These facts put a big question mark on the perimeter-only approach to security.

Whats Wrong with the Current Security Model?

About 15 years back, a solid perimeter defense was all an organization needed to secure its data center. Back then, security breaches were still akin to bank heists or home robberies; the bad guys were outside the perimeter, trying to find a way in, and the good guys were inside. In this scenario, focusing your security spend on border controls made sense.
Now, the bad guys have perfected the art of penetrating a system by going phishing, reusing passwords, or piggybacking malware atop legitimate traffic. Once inside, they take advantage of flat network topologies that allow unmanaged flows of traffic in the data center.
What’s more, almost all of our devices in the future will connect to corporate networks wirelessly and we’ll have applications and data everywhere. This is the exact opposite of the traditional arrangement where your desktop had a physical relationship through the network via your Ethernet cable. So, that traditional security model is completely broken for modern devices.
This is why we need a better approach, some time around yesterday.

Finding a Way Forward

Specifically, I recommend increasing focus and investment in three areas:

  1. Promoting visibility across all environments.
  2. Enabling secure, pervasive identity and access management capabilities that are policy driven.
  3. Tightly coupling threat intelligence (internal, external, public, private) with proactive security strategies.

By tying this off with network virtualization—logically abstracting the physical network—you get:

  • Independence from the physical network topology
  • Policy-driven segmentation based on apps, users, and containers
  • Automated deployment of security
  • More efficient use of scarce security resources and staff
  • Enhanced compliance monitoring and reporting

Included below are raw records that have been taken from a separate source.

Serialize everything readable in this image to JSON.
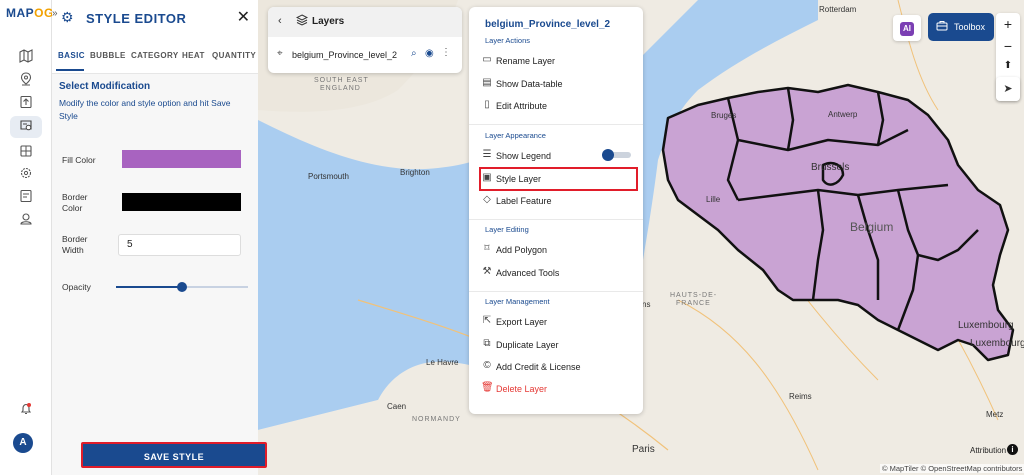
{
  "colors": {
    "brand": "#1a4a8f",
    "fill_color": "#a863c0",
    "border_color": "#000000",
    "highlight": "#e11d2a",
    "danger": "#e53935",
    "sea": "#aacdf0"
  },
  "logo": {
    "text_a": "MAP",
    "text_b": "OG"
  },
  "rail": {
    "icons": [
      "map-icon",
      "location-pin-icon",
      "upload-icon",
      "layers-settings-icon",
      "image-gallery-icon",
      "settings-icon",
      "checklist-icon",
      "stamp-icon",
      "bell-icon"
    ],
    "avatar": "A"
  },
  "editor": {
    "title": "STYLE EDITOR",
    "close": "✕",
    "tabs": [
      "BASIC",
      "BUBBLE",
      "CATEGORY",
      "HEAT",
      "QUANTITY"
    ],
    "active_tab": "BASIC",
    "section_title": "Select Modification",
    "section_desc": "Modify the color and style option and hit Save Style",
    "fill_color_label": "Fill Color",
    "border_color_label_1": "Border",
    "border_color_label_2": "Color",
    "border_width_label_1": "Border",
    "border_width_label_2": "Width",
    "border_width_value": "5",
    "opacity_label": "Opacity",
    "opacity_value": 0.5,
    "save_label": "SAVE STYLE"
  },
  "layers_panel": {
    "back": "‹",
    "title": "Layers",
    "layer_name": "belgium_Province_level_2"
  },
  "menu": {
    "title": "belgium_Province_level_2",
    "sections": {
      "actions": "Layer Actions",
      "appearance": "Layer Appearance",
      "editing": "Layer Editing",
      "management": "Layer Management"
    },
    "items": {
      "rename": "Rename Layer",
      "datatable": "Show Data-table",
      "edit_attr": "Edit Attribute",
      "legend": "Show Legend",
      "style": "Style Layer",
      "label": "Label Feature",
      "add_polygon": "Add Polygon",
      "advanced": "Advanced Tools",
      "export": "Export Layer",
      "duplicate": "Duplicate Layer",
      "credit": "Add Credit & License",
      "delete": "Delete Layer"
    }
  },
  "map": {
    "toolbox_label": "Toolbox",
    "ai_label": "AI",
    "zoom_in": "+",
    "zoom_out": "−",
    "compass": "⬆",
    "locate": "➤",
    "attribution": "Attribution",
    "credits": "© MapTiler © OpenStreetMap contributors",
    "labels": {
      "rotterdam": "Rotterdam",
      "antwerp": "Antwerp",
      "bruges": "Bruges",
      "brussels": "Brussels",
      "belgium": "Belgium",
      "lille": "Lille",
      "portsmouth": "Portsmouth",
      "brighton": "Brighton",
      "south_east_england_1": "SOUTH EAST",
      "south_east_england_2": "ENGLAND",
      "le_havre": "Le Havre",
      "caen": "Caen",
      "normandy": "NORMANDY",
      "hauts_de_france_1": "HAUTS-DE-",
      "hauts_de_france_2": "FRANCE",
      "reims": "Reims",
      "paris": "Paris",
      "metz": "Metz",
      "luxembourg": "Luxembourg",
      "luxembourg_city": "Luxembourg",
      "ns": "ns"
    }
  }
}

To improve a network’s agility, speed, and efficiency, the software-defined data center (SDDC) is recognized as game-changing—and rightly so. But it hasn’t been long since it started to dawn on CIOs that to secure the data center, network virtualization could be the key.
Among other benefits, virtualization makes micro-segmentation possible. Micro-segmentation divides elements of a system into small segments so an administrator can apply security policies to a cluster of servers or a single virtual machine from any elevation. With a network virtualization technology such as VMware NSX, an organization can easily protect individual virtual machines within a network. Even if the bad guys penetrate the perimeter, they’ll still have many other security mechanisms to face, each protecting a small, integral data center asset.
Another major benefit of virtualization is the rapid shifting of workloads without involving an administrator—a major savings in the operational cost of firewalls. Network virtualization tools enable automated provisioning without human intervention, distributing in-kernel firewalling routines to all hypervisors, moving/adding/changing workloads, and offering distributed implementation at the virtual interfaces.
Here’s a question: If this approach is so beneficial, why werent more people trying it before now?
Well, because even if you somehow purchased enough firewalls to inspect all the incoming traffic, keeping up with rule management would have finally become impossible when more and more workloads were added, moved, and retired. However, with the ever-increasing adoption of SDDC and network virtualization, micro-segmentation has become both operationally feasible and economically practical for large-scale enterprises.
But is it really a silver bullet? Unfortunately not. Nothing is. As security sophistication increases, so too does the hacker tool kit—probably somewhere akin to the pace of Moore’s Law.
The stark fact is that no network security measure will be 100 percent effective all of the time. But all you can do to secure your data is, well, everything you possibly can do. In 2015 and for the foreseeable future, it’s clear that we can no longer afford to entertain the idea that our current security efforts are sufficient. But we can engage and take back control of our digital world. We can make the job of the hacker much, much harder while restricting the attack surface, when a breach inevitably occurs, to be as small as possible.

Watch video

In the same category